▸ EXERCISE DIRECTIONS
Search the data for the string "MEMBERS" and copy each line in which it appears.

▸ MATERIAL SUPPLIED
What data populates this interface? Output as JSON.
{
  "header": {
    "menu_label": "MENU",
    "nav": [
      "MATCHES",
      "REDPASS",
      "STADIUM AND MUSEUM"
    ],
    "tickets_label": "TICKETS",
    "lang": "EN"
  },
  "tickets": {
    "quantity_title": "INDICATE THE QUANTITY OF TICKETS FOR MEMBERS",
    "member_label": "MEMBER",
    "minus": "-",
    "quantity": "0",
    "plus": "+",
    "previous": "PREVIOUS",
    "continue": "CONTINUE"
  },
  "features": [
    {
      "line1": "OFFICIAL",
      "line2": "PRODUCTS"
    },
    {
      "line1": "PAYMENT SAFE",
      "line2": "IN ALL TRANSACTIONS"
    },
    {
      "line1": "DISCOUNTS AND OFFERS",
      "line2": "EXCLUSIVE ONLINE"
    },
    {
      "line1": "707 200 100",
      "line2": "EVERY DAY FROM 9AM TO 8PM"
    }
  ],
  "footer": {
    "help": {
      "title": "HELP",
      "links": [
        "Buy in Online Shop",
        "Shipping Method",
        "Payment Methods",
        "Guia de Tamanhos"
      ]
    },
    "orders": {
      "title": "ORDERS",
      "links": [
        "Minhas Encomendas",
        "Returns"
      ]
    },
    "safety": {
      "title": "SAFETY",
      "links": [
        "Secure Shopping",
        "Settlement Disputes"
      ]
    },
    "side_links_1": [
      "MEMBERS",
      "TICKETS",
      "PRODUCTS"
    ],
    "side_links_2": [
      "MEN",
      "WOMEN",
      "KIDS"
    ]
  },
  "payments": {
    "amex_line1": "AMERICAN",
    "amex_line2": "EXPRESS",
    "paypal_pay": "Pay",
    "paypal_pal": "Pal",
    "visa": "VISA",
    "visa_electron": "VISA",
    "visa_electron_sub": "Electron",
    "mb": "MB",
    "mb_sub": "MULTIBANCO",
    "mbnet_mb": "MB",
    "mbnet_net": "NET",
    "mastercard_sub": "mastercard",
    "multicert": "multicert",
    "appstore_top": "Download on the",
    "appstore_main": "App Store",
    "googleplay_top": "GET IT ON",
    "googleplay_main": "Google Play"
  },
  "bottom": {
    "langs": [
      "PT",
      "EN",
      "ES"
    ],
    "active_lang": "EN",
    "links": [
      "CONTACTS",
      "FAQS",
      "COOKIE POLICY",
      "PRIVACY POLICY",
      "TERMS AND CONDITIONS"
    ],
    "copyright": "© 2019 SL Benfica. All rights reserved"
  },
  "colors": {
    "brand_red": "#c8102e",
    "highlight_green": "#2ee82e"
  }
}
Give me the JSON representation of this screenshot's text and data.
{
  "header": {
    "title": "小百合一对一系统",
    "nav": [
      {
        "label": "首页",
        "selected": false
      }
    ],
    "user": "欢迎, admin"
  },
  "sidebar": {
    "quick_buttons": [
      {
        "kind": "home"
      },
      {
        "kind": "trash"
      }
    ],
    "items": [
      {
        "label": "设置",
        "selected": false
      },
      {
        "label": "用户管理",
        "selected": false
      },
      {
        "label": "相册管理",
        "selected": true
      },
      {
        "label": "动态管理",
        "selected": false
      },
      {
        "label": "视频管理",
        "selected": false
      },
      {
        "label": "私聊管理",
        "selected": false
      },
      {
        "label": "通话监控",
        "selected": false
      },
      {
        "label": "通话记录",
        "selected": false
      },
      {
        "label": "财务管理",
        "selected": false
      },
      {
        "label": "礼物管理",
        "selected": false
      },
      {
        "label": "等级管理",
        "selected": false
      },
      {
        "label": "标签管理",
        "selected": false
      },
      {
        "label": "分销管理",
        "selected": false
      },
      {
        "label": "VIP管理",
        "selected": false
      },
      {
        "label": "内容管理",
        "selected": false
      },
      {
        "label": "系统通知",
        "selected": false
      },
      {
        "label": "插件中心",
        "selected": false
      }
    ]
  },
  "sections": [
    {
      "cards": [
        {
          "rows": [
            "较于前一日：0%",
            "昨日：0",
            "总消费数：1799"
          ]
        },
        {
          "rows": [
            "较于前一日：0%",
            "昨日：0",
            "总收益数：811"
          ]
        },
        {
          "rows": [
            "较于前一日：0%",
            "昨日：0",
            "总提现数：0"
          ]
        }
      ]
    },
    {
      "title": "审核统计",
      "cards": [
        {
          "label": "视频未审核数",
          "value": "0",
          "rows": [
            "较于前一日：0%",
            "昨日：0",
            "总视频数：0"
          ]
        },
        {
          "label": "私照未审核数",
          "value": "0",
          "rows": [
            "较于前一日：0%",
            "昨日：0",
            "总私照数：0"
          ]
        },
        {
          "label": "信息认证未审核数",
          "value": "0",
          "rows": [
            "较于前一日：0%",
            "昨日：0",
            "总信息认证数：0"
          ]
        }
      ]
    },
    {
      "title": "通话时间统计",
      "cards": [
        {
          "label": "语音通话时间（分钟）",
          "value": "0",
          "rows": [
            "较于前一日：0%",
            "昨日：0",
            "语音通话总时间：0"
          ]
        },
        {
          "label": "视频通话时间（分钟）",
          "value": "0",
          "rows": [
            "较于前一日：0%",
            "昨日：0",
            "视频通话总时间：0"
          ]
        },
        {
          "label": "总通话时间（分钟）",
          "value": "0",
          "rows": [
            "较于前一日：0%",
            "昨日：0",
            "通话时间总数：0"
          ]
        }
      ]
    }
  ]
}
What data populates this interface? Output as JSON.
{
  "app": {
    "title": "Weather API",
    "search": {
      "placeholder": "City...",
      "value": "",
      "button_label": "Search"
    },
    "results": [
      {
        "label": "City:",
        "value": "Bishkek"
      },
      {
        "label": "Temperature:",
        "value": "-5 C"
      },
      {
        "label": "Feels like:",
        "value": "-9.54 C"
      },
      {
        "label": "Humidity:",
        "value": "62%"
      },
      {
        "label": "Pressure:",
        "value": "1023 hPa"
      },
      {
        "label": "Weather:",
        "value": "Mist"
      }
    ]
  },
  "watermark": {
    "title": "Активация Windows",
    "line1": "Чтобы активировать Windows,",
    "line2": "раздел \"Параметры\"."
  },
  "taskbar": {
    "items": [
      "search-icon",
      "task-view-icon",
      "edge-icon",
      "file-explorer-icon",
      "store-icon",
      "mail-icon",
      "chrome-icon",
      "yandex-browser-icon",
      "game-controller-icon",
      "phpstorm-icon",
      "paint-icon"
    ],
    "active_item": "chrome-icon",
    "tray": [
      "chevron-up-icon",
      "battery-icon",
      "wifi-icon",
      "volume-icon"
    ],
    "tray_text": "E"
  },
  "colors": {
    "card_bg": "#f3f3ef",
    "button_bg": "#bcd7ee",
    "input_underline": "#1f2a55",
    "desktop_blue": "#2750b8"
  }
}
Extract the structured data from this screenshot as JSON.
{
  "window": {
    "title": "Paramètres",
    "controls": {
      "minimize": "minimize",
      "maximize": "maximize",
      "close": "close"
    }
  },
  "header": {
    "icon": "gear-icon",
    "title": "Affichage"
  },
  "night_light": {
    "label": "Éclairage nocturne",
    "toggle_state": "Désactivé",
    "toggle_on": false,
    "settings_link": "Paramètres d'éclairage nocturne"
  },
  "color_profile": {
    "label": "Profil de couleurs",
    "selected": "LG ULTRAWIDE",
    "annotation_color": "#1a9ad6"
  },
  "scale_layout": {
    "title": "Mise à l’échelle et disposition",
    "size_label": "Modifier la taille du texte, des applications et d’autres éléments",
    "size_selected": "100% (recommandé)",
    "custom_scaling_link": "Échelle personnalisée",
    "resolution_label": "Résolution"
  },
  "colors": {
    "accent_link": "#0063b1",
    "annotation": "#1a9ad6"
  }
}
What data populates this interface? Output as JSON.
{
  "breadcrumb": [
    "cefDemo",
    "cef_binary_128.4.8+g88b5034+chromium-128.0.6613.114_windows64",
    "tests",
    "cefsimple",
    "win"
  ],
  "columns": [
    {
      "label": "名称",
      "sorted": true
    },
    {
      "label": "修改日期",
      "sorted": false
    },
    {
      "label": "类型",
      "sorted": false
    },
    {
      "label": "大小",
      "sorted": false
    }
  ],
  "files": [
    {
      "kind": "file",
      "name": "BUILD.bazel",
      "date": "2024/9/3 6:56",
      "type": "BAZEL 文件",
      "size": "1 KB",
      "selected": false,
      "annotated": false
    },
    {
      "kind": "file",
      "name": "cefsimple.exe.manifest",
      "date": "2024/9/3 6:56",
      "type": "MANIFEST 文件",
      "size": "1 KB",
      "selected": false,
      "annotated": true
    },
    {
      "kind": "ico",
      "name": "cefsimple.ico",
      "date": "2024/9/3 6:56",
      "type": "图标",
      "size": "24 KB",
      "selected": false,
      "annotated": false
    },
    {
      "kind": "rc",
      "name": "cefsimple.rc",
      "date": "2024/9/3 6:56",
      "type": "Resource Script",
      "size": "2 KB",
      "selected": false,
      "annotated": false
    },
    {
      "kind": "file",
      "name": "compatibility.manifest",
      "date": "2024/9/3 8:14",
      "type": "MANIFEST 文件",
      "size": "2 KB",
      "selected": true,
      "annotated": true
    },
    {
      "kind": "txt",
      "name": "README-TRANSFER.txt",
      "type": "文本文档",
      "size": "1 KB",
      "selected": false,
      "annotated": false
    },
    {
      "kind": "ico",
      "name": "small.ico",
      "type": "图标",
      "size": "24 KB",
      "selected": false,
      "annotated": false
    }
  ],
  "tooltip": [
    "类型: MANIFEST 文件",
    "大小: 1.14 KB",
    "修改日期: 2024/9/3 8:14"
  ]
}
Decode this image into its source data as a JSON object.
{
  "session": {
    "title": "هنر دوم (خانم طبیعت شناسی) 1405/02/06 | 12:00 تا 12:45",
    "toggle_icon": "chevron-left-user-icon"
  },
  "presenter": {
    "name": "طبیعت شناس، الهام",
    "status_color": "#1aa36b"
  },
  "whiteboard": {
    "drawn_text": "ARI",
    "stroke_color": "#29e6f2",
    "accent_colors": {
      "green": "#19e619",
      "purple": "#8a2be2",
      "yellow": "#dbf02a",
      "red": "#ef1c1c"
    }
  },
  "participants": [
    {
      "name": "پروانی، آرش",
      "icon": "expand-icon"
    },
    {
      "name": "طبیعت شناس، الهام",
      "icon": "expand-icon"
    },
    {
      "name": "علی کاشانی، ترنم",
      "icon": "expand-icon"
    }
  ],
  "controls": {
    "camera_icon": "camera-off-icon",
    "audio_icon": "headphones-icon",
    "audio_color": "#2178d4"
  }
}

▸ RESPONSE
    "quantity_title": "INDICATE THE QUANTITY OF TICKETS FOR MEMBERS",
      "MEMBERS",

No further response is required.